▶ _WORK INSTRUCTIONS_:
Go through the records and extract every line with the word "Italian".

▶ _DATA PROVIDED_:
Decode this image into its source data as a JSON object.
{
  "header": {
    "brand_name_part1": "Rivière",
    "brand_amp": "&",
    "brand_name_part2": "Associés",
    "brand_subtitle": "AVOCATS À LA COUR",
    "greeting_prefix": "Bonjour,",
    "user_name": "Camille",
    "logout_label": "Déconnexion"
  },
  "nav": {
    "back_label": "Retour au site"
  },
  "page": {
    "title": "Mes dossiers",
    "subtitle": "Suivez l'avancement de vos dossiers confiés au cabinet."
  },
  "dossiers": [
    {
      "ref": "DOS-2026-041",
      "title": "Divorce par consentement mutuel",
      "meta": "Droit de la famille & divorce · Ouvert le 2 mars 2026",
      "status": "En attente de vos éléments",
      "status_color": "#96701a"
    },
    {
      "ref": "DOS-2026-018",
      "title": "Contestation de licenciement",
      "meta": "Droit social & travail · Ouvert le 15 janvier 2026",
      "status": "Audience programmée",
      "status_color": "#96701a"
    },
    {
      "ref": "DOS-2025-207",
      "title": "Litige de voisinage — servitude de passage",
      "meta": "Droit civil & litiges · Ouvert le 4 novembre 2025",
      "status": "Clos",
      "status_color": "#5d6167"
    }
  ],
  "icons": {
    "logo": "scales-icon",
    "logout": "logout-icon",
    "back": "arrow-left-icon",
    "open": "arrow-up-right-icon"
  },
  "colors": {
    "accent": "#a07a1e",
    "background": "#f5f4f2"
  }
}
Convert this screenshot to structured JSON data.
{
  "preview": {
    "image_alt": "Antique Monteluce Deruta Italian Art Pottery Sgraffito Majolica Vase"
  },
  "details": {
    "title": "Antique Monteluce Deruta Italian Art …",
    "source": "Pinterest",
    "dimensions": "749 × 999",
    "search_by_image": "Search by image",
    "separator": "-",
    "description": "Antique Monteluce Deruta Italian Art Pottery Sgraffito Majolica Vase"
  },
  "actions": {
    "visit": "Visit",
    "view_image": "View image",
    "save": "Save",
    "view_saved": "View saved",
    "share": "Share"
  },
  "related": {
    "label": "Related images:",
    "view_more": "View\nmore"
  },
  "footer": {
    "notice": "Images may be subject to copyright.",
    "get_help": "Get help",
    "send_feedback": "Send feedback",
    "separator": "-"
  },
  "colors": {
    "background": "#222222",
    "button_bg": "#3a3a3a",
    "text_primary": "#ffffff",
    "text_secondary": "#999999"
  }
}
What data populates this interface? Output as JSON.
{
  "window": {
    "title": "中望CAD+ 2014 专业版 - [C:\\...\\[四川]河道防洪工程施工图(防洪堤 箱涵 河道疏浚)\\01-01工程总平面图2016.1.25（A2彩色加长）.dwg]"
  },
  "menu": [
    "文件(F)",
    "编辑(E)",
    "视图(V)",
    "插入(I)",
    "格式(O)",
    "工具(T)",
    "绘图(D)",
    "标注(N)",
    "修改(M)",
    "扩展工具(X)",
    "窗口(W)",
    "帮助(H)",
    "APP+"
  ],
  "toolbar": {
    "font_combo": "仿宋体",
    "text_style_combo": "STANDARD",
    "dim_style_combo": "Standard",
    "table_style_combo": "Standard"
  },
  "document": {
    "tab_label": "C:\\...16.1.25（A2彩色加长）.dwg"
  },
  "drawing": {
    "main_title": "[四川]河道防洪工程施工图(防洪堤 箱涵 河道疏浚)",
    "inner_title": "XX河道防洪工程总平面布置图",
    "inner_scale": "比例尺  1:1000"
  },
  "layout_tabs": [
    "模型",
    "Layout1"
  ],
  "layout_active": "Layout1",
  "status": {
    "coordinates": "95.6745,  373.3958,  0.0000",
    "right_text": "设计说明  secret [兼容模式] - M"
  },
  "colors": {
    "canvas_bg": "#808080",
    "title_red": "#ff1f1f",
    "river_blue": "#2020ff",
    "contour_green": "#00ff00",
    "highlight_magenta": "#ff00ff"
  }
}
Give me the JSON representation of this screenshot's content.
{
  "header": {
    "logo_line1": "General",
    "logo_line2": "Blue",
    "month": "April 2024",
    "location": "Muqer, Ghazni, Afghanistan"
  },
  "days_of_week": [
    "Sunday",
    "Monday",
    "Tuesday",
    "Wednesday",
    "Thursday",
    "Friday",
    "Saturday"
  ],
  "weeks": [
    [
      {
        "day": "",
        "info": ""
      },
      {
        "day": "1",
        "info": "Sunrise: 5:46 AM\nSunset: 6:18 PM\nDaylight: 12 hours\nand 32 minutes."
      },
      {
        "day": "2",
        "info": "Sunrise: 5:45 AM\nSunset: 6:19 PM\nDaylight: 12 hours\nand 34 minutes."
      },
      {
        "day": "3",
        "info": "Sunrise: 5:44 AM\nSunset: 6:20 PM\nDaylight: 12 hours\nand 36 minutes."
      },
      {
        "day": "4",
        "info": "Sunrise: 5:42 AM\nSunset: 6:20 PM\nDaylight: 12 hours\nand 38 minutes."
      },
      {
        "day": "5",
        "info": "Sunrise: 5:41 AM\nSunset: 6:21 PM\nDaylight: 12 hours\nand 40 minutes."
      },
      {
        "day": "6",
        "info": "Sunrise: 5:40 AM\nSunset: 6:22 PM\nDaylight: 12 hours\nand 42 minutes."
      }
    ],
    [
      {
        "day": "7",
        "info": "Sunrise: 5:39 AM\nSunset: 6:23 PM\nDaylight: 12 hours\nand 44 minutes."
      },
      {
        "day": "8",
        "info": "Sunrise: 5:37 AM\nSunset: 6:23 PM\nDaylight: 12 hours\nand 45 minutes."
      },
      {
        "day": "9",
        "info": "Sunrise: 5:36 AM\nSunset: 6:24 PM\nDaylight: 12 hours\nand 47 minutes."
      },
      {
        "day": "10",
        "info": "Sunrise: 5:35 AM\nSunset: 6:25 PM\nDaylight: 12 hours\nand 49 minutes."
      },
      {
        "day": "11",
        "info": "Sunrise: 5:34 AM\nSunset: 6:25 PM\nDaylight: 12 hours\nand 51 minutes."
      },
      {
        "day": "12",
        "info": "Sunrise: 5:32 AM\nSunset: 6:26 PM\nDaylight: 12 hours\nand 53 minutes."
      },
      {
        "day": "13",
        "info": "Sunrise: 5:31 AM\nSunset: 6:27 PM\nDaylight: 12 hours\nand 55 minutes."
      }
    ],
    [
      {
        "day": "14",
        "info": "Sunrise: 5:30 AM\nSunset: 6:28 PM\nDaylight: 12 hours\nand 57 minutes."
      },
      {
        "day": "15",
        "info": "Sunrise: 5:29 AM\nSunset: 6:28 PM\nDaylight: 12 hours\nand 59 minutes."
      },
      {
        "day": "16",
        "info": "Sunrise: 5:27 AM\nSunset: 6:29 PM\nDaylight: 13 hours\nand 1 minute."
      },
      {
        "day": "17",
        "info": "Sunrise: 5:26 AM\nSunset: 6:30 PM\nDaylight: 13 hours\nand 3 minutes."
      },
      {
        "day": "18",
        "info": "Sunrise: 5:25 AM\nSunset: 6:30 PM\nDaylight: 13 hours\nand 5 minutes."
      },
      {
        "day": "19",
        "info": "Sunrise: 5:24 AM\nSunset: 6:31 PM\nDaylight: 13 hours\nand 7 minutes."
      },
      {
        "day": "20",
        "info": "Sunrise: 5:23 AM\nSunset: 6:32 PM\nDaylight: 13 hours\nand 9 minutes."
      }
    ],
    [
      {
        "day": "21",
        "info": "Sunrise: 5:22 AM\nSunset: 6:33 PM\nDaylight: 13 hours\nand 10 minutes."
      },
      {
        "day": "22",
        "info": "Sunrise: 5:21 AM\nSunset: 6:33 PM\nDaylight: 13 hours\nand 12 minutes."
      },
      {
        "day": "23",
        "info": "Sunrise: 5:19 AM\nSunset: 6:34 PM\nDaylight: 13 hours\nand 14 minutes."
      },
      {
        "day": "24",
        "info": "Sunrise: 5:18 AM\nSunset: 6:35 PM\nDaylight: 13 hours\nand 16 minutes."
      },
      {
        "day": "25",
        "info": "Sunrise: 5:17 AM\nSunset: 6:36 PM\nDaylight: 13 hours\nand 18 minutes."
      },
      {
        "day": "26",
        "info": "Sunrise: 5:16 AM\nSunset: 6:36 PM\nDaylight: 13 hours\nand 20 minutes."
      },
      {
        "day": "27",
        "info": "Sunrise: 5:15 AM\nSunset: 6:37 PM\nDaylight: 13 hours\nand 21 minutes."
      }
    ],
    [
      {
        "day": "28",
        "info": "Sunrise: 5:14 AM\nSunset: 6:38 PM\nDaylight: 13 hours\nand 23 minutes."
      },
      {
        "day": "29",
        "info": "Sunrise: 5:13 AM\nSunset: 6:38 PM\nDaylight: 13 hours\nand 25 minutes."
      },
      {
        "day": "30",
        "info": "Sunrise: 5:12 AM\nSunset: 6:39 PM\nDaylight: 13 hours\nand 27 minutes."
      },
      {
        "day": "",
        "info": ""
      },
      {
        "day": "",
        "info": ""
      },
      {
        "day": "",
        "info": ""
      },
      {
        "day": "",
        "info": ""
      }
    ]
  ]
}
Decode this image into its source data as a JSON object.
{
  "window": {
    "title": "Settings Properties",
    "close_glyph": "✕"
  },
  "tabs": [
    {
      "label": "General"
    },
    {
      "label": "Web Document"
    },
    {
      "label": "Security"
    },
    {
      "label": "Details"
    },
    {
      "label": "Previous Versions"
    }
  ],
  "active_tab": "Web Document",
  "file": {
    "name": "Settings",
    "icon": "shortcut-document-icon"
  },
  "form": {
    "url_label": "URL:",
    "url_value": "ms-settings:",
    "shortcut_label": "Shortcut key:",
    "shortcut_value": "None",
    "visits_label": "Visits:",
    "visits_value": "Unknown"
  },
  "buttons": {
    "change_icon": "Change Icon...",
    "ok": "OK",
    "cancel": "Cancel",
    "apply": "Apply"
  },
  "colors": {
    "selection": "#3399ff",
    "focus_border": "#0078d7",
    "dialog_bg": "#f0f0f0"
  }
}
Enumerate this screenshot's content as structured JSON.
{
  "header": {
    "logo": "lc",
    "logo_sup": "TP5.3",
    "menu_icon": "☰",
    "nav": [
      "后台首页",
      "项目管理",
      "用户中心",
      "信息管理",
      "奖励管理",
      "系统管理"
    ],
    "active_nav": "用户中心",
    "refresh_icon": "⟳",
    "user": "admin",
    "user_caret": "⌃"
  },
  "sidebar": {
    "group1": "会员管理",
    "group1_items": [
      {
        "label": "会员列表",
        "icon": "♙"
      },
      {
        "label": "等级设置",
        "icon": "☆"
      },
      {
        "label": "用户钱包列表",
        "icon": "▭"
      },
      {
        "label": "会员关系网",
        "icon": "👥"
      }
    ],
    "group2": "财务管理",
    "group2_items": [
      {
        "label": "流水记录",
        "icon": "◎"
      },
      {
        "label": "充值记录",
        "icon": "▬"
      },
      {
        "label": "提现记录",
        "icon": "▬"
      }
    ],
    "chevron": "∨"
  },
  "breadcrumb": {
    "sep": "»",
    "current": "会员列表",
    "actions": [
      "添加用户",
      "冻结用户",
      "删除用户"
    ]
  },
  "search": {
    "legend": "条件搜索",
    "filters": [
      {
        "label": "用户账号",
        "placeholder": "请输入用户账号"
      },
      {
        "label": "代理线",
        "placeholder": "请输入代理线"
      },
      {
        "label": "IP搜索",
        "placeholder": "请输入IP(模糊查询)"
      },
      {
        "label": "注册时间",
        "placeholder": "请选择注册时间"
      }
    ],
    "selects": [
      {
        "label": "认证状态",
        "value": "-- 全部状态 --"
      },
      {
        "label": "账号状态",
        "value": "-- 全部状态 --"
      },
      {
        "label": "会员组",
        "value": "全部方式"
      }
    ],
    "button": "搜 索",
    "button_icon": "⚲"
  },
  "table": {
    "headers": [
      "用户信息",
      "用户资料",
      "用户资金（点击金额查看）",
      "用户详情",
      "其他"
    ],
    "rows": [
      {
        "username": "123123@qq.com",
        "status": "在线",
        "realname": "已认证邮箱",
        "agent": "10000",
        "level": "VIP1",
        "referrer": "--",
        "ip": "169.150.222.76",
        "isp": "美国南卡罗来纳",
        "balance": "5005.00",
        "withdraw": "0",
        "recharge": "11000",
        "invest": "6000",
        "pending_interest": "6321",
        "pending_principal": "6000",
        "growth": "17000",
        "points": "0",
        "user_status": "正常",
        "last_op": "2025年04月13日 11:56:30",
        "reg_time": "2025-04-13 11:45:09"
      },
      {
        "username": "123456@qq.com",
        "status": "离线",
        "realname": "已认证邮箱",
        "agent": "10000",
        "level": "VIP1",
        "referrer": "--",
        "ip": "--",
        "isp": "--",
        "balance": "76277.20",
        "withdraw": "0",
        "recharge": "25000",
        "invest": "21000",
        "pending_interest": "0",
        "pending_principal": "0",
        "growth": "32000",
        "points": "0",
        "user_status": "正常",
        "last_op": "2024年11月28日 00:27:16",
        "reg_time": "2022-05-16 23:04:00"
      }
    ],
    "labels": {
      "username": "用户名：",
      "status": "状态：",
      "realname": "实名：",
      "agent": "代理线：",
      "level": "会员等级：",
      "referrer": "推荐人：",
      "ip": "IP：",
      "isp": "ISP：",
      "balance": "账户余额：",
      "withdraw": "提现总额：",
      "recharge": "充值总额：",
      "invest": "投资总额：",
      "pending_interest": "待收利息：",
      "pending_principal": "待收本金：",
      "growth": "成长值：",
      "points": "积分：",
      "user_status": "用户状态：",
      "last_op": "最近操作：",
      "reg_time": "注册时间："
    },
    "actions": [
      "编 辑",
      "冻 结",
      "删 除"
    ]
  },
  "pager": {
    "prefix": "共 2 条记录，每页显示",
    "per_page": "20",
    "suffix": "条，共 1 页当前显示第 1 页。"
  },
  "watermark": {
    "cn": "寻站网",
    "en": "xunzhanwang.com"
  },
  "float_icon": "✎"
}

▶ _TASK ANSWER_:
    "image_alt": "Antique Monteluce Deruta Italian Art Pottery Sgraffito Majolica Vase"
    "title": "Antique Monteluce Deruta Italian Art …",
    "description": "Antique Monteluce Deruta Italian Art Pottery Sgraffito Majolica Vase"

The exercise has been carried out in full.